» **Records for processing**:
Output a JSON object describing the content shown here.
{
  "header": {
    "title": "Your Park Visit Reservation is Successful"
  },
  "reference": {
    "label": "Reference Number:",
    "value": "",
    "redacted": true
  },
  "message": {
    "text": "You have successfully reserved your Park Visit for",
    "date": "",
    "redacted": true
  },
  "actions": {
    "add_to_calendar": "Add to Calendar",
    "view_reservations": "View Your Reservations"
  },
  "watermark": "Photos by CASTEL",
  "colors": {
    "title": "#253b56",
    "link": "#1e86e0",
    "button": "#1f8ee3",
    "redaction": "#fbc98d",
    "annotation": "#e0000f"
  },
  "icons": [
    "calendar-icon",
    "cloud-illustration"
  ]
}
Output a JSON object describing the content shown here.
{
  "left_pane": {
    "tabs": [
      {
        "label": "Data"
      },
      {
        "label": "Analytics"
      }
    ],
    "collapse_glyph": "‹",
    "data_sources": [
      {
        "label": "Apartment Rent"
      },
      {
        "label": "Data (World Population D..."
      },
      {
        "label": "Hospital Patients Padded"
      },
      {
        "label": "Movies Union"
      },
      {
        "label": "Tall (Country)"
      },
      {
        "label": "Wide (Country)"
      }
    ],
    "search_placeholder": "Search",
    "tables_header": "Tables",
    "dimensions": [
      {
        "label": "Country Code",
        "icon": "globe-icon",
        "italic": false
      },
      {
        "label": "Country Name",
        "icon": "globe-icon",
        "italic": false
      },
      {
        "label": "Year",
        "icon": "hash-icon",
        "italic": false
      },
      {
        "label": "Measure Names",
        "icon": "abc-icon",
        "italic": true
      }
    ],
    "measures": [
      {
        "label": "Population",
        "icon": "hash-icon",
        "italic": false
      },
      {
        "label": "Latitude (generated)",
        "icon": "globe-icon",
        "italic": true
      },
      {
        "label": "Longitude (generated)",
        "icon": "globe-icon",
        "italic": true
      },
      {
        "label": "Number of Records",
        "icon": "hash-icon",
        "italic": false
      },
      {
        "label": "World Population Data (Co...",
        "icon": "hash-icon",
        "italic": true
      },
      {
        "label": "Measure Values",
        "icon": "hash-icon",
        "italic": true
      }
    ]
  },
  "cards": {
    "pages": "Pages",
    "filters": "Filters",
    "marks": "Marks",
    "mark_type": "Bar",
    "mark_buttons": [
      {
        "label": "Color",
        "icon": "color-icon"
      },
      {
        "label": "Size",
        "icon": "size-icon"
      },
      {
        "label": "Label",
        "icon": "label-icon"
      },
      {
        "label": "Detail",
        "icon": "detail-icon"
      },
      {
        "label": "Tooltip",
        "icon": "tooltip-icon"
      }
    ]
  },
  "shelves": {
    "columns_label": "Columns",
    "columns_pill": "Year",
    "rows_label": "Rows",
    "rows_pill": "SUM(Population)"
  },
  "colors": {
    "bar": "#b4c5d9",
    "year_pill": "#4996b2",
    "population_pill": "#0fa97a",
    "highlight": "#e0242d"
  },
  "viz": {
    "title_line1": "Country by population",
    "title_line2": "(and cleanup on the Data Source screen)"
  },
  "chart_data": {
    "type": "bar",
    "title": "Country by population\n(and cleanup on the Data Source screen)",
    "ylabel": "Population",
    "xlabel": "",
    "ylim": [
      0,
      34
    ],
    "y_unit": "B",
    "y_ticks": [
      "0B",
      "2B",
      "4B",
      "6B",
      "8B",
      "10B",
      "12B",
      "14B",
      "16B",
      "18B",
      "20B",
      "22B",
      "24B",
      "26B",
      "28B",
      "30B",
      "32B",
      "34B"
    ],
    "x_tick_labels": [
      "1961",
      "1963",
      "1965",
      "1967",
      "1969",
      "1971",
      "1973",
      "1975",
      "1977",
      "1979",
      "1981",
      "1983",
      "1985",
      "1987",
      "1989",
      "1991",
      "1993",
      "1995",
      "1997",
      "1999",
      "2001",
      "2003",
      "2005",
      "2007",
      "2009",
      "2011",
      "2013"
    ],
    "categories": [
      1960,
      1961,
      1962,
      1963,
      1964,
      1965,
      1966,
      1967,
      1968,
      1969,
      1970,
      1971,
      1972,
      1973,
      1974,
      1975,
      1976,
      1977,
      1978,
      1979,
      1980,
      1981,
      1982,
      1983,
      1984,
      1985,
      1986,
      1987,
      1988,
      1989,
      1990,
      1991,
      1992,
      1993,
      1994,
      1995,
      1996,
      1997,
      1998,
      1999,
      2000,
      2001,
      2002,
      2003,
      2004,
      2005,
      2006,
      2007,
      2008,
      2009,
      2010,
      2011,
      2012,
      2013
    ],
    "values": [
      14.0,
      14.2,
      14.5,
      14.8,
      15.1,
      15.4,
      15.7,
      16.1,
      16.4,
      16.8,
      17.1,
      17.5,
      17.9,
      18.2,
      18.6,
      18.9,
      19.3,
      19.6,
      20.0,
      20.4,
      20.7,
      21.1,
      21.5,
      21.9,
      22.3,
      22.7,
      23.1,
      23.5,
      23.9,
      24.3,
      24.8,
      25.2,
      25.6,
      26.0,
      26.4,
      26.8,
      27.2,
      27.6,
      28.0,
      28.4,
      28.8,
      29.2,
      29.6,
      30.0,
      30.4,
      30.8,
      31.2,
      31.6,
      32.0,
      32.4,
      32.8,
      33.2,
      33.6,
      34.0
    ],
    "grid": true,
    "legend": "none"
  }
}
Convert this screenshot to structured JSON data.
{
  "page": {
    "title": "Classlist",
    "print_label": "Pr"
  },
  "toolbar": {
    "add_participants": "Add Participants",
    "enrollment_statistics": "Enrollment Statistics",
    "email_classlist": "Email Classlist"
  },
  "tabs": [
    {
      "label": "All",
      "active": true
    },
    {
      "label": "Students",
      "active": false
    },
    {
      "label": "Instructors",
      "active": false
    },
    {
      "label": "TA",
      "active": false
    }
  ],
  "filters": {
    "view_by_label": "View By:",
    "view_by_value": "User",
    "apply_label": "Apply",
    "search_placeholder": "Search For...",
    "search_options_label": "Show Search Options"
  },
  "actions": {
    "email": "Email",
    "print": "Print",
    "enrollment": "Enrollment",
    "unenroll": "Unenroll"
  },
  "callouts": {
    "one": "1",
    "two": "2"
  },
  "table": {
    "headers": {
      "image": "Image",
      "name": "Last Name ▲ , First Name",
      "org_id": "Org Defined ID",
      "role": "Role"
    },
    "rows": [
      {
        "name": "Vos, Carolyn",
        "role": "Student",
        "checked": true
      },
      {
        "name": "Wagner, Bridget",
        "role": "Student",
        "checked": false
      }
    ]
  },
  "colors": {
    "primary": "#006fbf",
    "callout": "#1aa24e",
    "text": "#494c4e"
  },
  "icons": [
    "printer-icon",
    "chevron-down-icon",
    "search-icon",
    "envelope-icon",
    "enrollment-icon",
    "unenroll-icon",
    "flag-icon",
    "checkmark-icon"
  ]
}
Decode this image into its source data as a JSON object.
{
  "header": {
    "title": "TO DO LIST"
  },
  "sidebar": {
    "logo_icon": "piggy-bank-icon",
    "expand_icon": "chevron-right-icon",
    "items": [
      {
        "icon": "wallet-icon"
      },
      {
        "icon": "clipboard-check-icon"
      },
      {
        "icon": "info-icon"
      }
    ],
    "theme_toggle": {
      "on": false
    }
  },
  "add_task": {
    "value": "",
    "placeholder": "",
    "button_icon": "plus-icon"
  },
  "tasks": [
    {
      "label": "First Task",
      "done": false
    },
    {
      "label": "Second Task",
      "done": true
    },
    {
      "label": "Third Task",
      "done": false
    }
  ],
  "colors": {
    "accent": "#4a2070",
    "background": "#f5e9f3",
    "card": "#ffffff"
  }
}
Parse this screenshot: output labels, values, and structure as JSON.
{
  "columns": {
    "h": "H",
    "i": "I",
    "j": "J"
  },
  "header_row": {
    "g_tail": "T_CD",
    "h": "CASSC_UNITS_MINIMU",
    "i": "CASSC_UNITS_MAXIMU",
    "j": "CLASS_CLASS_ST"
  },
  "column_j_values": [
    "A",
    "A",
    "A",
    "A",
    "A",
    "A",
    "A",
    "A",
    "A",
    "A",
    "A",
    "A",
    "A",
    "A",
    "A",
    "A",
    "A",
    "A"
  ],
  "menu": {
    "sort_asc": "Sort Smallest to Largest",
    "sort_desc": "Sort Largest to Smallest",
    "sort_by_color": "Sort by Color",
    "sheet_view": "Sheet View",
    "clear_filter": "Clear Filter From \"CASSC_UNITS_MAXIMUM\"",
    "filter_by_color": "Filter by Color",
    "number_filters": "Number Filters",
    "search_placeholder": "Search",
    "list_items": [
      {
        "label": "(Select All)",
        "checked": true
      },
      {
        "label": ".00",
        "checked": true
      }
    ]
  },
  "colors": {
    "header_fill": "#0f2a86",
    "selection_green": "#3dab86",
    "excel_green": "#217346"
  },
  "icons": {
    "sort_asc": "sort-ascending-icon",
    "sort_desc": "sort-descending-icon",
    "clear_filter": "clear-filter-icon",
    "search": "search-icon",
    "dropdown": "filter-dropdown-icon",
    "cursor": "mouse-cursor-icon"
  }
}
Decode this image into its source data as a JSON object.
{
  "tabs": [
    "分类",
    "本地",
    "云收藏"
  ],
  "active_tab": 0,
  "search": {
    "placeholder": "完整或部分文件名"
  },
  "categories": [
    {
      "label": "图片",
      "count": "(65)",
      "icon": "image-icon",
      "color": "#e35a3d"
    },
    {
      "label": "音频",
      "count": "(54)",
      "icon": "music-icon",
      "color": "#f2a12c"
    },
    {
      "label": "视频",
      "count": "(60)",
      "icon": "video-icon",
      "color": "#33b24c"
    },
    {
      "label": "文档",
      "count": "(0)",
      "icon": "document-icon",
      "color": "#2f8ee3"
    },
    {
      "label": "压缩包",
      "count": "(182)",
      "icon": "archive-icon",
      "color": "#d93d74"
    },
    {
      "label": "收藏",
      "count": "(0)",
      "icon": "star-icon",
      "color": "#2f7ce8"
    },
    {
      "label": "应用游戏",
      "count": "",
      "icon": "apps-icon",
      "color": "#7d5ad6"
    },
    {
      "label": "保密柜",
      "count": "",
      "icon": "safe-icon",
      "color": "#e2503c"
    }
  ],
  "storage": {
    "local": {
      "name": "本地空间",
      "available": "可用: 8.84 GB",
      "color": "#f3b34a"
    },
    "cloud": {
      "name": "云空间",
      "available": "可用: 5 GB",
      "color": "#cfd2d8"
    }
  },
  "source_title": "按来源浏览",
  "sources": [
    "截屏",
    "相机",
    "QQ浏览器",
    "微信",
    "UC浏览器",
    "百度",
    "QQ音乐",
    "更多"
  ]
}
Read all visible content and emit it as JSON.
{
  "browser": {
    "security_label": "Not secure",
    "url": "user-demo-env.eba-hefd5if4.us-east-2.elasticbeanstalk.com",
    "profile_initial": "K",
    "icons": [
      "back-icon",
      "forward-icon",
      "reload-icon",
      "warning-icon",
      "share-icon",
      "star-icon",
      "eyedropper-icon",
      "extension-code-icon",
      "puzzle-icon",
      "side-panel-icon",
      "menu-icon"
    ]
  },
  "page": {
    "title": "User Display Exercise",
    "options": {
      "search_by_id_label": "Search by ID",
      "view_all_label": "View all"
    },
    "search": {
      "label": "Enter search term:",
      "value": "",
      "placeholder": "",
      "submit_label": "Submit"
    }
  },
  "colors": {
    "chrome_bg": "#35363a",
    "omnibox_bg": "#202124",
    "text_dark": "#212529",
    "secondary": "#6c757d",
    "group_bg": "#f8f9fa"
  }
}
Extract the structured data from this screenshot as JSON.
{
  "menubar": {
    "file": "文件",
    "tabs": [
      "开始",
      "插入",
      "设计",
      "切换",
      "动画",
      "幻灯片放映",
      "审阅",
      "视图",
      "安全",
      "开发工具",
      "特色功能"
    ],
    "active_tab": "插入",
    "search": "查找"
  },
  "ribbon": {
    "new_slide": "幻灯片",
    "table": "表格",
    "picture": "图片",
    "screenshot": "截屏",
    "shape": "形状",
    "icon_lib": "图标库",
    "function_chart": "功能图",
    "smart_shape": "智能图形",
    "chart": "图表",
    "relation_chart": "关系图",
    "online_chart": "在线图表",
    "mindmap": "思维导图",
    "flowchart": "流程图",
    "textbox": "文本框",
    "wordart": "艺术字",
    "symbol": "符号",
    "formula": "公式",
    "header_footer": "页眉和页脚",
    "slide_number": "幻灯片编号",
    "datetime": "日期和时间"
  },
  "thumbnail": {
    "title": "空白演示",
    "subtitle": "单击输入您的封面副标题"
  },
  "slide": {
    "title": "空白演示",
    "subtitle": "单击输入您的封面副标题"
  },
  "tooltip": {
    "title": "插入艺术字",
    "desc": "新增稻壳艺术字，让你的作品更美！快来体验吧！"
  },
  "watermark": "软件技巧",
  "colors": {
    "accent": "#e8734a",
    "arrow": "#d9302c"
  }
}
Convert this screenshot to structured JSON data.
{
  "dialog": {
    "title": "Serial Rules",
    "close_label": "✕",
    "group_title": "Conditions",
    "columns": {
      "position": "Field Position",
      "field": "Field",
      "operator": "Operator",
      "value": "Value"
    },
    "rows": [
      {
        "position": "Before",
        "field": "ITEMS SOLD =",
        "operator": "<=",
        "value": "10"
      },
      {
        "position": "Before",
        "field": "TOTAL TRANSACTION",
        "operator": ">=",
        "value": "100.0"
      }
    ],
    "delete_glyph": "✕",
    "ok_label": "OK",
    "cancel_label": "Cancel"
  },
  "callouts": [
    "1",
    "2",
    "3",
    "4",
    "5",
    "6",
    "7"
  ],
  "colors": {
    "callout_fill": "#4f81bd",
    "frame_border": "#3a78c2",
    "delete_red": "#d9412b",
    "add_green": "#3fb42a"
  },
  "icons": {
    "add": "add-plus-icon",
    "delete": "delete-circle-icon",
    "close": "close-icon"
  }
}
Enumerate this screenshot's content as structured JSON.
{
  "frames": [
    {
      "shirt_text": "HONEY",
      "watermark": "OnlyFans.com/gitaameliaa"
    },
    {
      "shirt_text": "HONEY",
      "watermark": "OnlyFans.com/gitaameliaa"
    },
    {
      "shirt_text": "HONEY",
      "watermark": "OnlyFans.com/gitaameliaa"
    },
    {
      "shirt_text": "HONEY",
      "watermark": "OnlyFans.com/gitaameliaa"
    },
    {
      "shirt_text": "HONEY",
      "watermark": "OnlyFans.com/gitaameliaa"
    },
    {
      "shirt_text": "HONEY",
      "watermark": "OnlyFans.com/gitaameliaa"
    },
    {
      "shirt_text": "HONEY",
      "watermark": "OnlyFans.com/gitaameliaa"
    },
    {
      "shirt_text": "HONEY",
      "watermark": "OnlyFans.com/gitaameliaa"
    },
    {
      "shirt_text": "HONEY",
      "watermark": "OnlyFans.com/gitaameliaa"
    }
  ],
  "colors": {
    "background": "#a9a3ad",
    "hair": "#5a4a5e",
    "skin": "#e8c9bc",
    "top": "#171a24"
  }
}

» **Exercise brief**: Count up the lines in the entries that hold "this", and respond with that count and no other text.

» **Your solution**: 7